I dashed back to the Boiler Room to see the Simian Mobile Disco pair hunched over the turntables. They delivered a heavyweight serve of pounding tech house. They dropped in tracks off their latest album and kept a small but appreciative crowd moving.
Muse was the word on everybody’s lips. They revealed towering screens and a blinding light show. The sound was crisp, like Matthew Bellamy’s hair. They paraded an arsenal of instruments and gave their adoring fans everything they could have hoped for. The main stadium was filled to capacity, it was quite a site from up high. I was mesmerised by the lights and the rousing delivery of Uprising. Apparently they brought NickCester from Jet on stage, I’m glad I had fled for the Boiler Room by then.
Sasha played a house set, it was loud and transcendent. The laser show was spellbinding. His hour long set seemed to last for only a few moments.

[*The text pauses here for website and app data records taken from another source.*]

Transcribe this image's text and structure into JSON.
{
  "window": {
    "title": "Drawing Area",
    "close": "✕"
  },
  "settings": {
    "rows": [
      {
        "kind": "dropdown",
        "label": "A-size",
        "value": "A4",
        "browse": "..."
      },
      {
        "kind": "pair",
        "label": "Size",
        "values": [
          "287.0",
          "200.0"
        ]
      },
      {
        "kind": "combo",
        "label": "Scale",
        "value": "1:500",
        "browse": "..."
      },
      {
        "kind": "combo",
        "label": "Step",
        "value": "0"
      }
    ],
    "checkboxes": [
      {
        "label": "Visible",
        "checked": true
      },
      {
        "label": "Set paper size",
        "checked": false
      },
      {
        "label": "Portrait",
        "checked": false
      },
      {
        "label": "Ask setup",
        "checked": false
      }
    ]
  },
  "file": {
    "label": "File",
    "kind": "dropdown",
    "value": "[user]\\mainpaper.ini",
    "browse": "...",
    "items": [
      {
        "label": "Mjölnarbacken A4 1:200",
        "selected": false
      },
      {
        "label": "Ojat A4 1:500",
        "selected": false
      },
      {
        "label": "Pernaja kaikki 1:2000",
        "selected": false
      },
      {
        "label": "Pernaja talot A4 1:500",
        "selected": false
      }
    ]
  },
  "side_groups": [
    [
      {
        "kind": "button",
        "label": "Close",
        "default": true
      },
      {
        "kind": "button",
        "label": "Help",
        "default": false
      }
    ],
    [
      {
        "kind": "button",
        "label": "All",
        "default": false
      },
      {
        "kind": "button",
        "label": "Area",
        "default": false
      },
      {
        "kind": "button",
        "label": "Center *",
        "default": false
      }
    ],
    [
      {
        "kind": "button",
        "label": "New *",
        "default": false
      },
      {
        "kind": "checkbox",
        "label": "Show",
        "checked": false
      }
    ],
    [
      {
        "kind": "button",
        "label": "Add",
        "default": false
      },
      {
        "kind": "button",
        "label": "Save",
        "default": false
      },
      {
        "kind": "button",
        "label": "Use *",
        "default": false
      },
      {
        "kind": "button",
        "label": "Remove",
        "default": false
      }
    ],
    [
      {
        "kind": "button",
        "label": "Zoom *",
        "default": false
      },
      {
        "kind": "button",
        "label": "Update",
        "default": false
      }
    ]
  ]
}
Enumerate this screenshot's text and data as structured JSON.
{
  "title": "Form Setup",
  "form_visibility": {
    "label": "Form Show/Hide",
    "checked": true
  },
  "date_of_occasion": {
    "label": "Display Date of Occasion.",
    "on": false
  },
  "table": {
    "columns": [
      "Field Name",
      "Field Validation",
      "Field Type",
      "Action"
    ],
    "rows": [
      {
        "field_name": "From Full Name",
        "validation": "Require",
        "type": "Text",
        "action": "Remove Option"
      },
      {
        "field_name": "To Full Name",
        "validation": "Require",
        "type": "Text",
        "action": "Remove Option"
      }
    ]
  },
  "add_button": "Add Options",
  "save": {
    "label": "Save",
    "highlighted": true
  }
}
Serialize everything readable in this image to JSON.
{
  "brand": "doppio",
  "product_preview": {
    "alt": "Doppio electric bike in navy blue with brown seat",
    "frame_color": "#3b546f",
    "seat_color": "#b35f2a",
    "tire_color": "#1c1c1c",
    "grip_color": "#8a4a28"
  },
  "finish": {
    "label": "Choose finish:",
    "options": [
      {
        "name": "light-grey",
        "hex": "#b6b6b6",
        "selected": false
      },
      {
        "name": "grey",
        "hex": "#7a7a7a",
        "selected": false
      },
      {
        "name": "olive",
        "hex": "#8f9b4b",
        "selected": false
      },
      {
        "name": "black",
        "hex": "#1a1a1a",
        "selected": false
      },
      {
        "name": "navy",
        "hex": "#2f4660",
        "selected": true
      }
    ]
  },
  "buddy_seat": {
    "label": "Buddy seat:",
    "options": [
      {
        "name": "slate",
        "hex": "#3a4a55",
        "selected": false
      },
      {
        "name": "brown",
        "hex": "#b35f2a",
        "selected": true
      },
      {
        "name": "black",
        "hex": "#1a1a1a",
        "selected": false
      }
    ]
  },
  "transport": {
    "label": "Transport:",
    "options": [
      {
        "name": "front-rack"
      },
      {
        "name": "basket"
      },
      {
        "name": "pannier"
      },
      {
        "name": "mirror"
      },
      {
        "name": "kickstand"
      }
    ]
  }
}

I came back to Earth in time to see the Groove Armada massive take the stage. Their re-birth was led by the gorgeous SaintSaviour, she appears as some sort of Goddess; or perhaps a robot from the future. Tracks like I Won’t Kneel were delivered with energy and soaring vocals. SaintSaviour pranced around the stage, gyrating and twisting, she showed us her flexibility both physically and sonically. They brought their older tracks, My Friends offered a mellow interlude. The finale of Superstylin’ blew the roof off the cavernous Boiler Room, the bass was deep and the rhymes booming. Groove Armada are back!